The new language of love

 

Our words can be used to heal

August 8, 2022

The pain from hurtful words can result in issues of self-esteem, or it may cause one to make wrong life choices. Words spoken to intentionally cause pain to another — or unintentionally — can chip away at the life God envisions for all.

Many of these words and phrases that have the ability to cause so much pain have origins that are deeply rooted in racism and gender inequality. Such words and phrases, many of which have been around for centuries, have been so incorporated into the language we use on a daily basis that many times those who speak them are oblivious to the words’ true meanings or hurtful origins.

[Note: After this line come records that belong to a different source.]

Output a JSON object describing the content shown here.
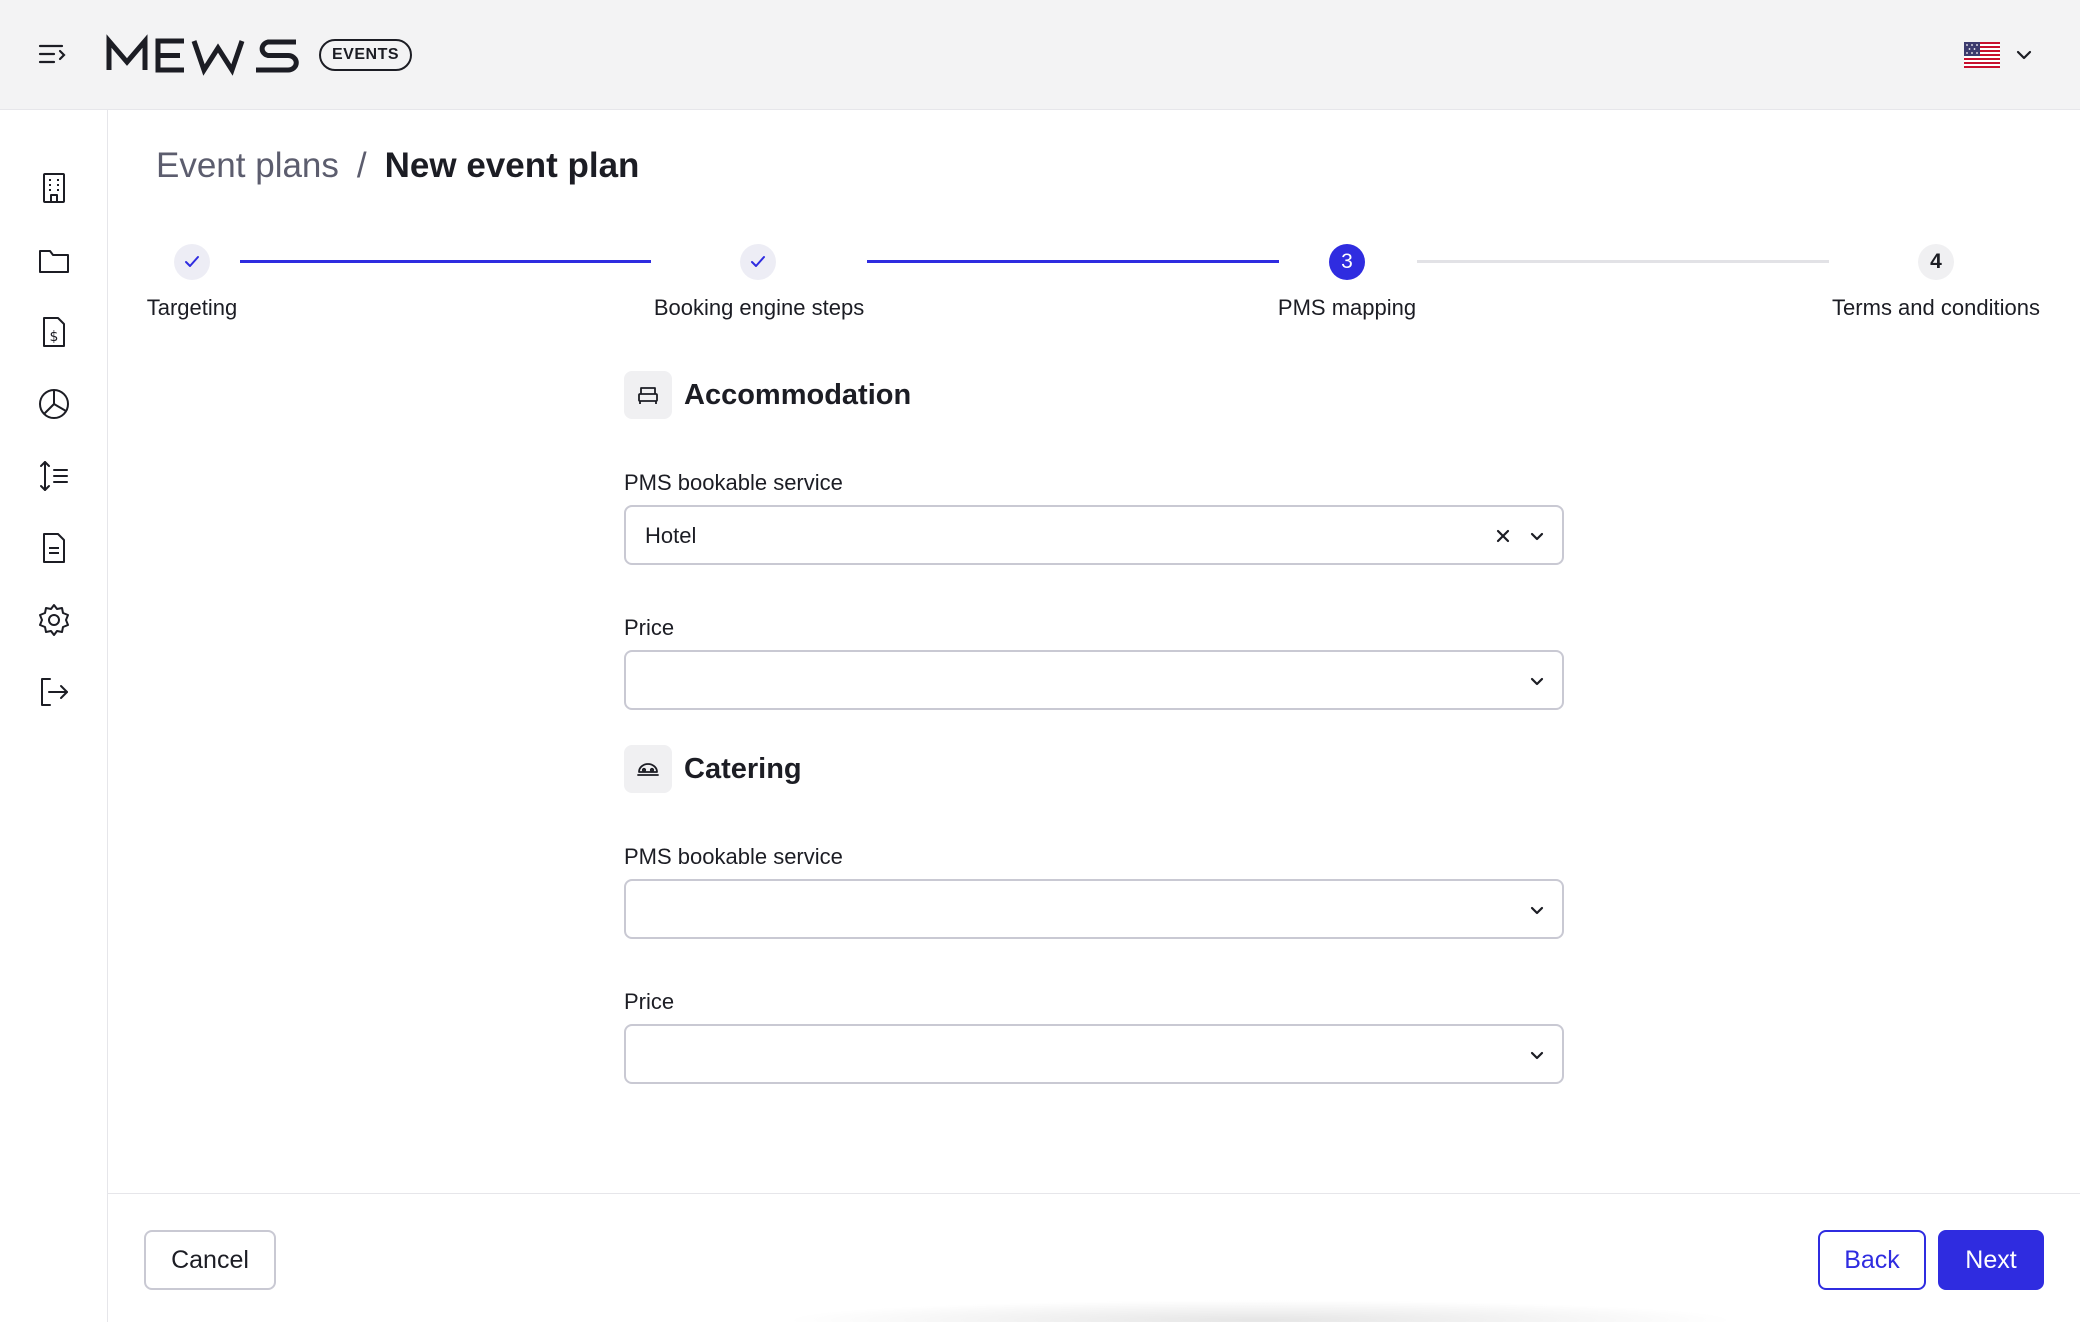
{
  "app": {
    "logo_text": "MEWS",
    "badge": "EVENTS"
  },
  "header": {
    "language_flag": "us-flag-icon"
  },
  "sidebar": {
    "icons": [
      "building-icon",
      "folder-icon",
      "invoice-dollar-icon",
      "pie-chart-icon",
      "sort-list-icon",
      "document-icon",
      "gear-icon",
      "logout-icon"
    ]
  },
  "breadcrumb": {
    "parent": "Event plans",
    "separator": "/",
    "current": "New event plan"
  },
  "stepper": {
    "steps": [
      {
        "label": "Targeting",
        "status": "done",
        "marker": "✓"
      },
      {
        "label": "Booking engine steps",
        "status": "done",
        "marker": "✓"
      },
      {
        "label": "PMS mapping",
        "status": "active",
        "marker": "3"
      },
      {
        "label": "Terms and conditions",
        "status": "todo",
        "marker": "4"
      }
    ]
  },
  "sections": {
    "accommodation": {
      "title": "Accommodation",
      "icon": "bed-icon",
      "service_label": "PMS bookable service",
      "service_value": "Hotel",
      "price_label": "Price",
      "price_value": ""
    },
    "catering": {
      "title": "Catering",
      "icon": "catering-icon",
      "service_label": "PMS bookable service",
      "service_value": "",
      "price_label": "Price",
      "price_value": ""
    }
  },
  "footer": {
    "cancel_label": "Cancel",
    "back_label": "Back",
    "next_label": "Next"
  },
  "colors": {
    "accent": "#2f2ce0",
    "topbar": "#f3f3f4",
    "border": "#c9c9d3",
    "text": "#1c1d24",
    "muted": "#5c5d6e"
  }
}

For example, the use of “peanut gallery,” which came into use during the vaudeville era, referred to those poorer folks, often people of color, who couldn’t afford the good theater seats. And what about the term “master bedroom”? According to a 2020 report on the national morning TV news show “Today,” the Houston Association of Realtors ended its use, opting for “primary bedroom” instead in its listings. The term “master” harks back to the days of slavery. The term “master bedroom” first appeared in a Sears catalog in 1926 to describe a home of someone with wealth.

Racism is not the only driving factor for many of our hurtful words and phrases. Words that are indifferent to matters of gender can be just as damaging.

From birth, boys and girls are treated differently. Prime examples of this are the “Pink Team” and “Blue Team.” Girls are dressed in all things pink, and boys are dressed in all things blue.

The Rev. Shanea D. Leonard, coordinator of the Gender & Racial Justice office for the Presbyterian Mission Agency, said, “In Western culture everything is gendered. Gender is used subconsciously from childhood through adulthood. It’s present in everything from who should play with what toys to who should wear what type of clothing. If someone expresses themselves outside of male or female, it is deemed abnormal and wrong in some way.”

Leonard says it is important to use gender-inclusive pronouns because they help to reaffirm identity.

“By using a person’s correct pronouns, you are showing them respect and forming an inclusive environment,” said Leonard. “It is important to never assume a person’s pronouns but rather give space for them to self-identify. Gender is not just about boys and girls. It’s a rainbow of all kinds of identities. Many nonbinary people feel they don’t fit perfectly into the boy or girl box. They can feel like both a boy and a girl at the same time, neither or even something else altogether different.”

To help increase understanding and to encourage a better choice of words throughout the PC(USA), several groups have worked together to update a guide for the use of inclusive language. Originally published in 2001, the updated “Well-Chosen Words” guide was created by the Racial Equity & Women’s Intercultural MinistriesPresbyterian WomenCompassion, Peace & Justice; and the Advocacy Committee for Women’s Concerns.

What speaking the language of love comes down to is the awareness that God’s Creation is beautiful, colorful, diverse and, at times, seemingly complicated. But, as the Apostle Paul, who was adept at speaking words that build up rather than tear down, said to the church in Ephesus, “Let no evil talk come out of your mouths, but only what is useful for building up, as there is need, so that your words may give grace to those who hear” (Ephesians 4:29).

Sticks and stones can break our bones, but the adage is wrong when it tells us that words can never hurt. The words we speak can hurt others and hurt them for a lifetime. The good news, though, is they can also heal. And that healing begins with understanding the hurtful, divisive backgrounds of the words we use and choosing words that speak love instead.

Gail Strange, Director of Church and Mid Council Communications, Presbyterian Mission Agency

Today’s Focus: New language of love

Let us join in prayer for:

PC(USA) Agencies’ Staff
César Carhuachîn, Mission co-worker serving in Colombia, Presbyterian Mission Agency
Olanda Carr, Senior Ministry Relations Officer, Presbyterian Foundation

Let us pray

Merciful God, you have made us so we may cherish one another. Take the fear from our hearts so that all people may live in peace and justice. Amen.